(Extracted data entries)
----------------------------------------
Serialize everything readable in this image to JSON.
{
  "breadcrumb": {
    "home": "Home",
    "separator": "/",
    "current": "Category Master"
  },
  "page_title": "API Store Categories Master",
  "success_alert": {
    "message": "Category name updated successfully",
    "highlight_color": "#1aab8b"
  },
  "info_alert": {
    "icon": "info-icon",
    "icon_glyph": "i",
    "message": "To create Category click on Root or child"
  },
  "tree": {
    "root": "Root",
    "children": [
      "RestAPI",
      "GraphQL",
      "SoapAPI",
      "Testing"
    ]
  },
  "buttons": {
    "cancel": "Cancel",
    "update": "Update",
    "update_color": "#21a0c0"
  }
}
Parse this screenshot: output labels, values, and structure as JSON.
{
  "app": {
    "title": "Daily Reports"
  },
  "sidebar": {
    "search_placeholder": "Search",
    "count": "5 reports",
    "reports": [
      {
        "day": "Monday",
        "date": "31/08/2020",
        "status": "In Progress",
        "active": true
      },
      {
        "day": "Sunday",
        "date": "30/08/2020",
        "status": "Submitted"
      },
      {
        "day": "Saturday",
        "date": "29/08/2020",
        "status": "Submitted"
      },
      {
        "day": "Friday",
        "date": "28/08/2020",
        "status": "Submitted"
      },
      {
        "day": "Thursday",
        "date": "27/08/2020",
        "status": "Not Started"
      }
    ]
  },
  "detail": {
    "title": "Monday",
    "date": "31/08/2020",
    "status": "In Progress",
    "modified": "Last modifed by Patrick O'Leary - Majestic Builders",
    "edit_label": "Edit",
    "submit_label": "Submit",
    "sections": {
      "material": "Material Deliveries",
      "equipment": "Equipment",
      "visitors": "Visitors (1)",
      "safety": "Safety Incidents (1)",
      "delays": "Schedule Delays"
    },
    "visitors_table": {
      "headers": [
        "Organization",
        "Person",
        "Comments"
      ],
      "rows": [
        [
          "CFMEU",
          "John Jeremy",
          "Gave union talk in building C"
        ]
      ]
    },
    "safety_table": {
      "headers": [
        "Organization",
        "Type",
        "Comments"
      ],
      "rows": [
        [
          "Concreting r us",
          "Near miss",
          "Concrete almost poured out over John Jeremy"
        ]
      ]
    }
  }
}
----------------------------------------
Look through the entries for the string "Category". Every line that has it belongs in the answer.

SOLUTION FOR THIS TASK
    "current": "Category Master"
    "message": "Category name updated successfully",
    "message": "To create Category click on Root or child"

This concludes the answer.